Strange things happen to me at the grocery store often, but something that occurred at Market Basket down in Brockton this past weekend really sticks out as beyond bizarre. I was standing there in the chicken section when over the loudspeaker somebody said, “Will Chelsea Clinton please come to the front? Will Chelsea Clinton please come to the front?”
Were my ears deceiving me? Is it possible that somebody is actually named Chelsea Clinton? I mean, I guess it’s possible, but still, the whole thing was nevertheless pretty weird. And I didn’t believe my own ears until a guy standing near me looked at the woman he was with and said, “Lock her up!”

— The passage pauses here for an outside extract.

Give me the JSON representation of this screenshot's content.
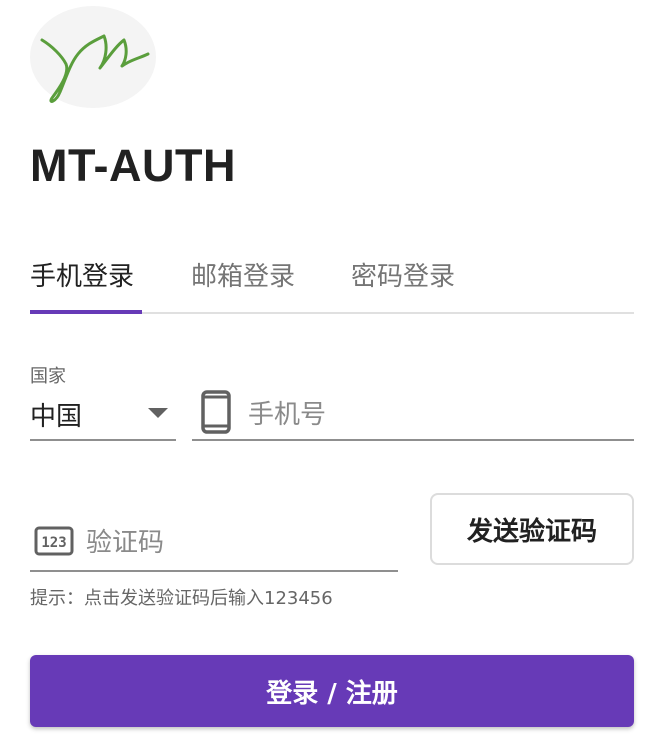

It was at this point that I realized just how seriously important the grocery store is. For me at least. I’m no hermit; I ride the train and the bus, and I walk around and eat out. Sometimes I even do Japanese steakhouses, where I have to sit with people I don’t know. But there is an equality to the market experience that none of these other settings have; maybe it’s the intimacy, since we are seeing right there in the open what our neighbors keep inside their cupboards and what brand of tissue they clean out their assholes with, or perhaps it is that we all have to be on the same page to some degree so that the place doesn’t erupt into complete chaos. At the same time, there isn’t too much of the bullshit or fraudulent nicety that you get in a place like church. I shop on Sundays, and in my experience those who are coming from worship are done with the friendly routine for the day.
So, what exactly was it about that guy’s Clinton joke that made me think about how critical these supermarket trips are for a balanced life? I think it’s because if somebody I knew said something that insanely stupid, like on my Facebook wall, I would have no choice but to bite their goddamn head off. (I’m no fan of any Clinton, but I assume that anybody making such a quip supports the president, and at this juncture such an endorsement means you’re a despicable bigot and imbecile.) On the other hand, when some dumbass I’ve never met and hopefully won’t see again says it in public, I am capable of laughing it off, and of simply and silently hoping that all of the sugary garbage and junk food in their cart prevents them from making it out to the polls next election.
Unlike some Americans, I’m not in any rush to reach out to the other side. I’m far too busy fighting all the evil policies and money grabs that politicians whom conservatives support are helping foster. Of course, that doesn’t mean I don’t enjoy watching barbarians in public, then coming home and writing nasty things about them for my readers.
A Queens, NY native who came to New England in 2004 to earn his MA in journalism at Boston University, Chris Faraone is the editor and co-publisher of DigBoston and a co-founder of the Boston Institute for Nonprofit Journalism. He has published several books including 99 Nights with the 99 Percent, and has written liner notes for hip-hop gods including Cypress Hill, Pete Rock, Nas, and various members of the Wu-Tang Clan.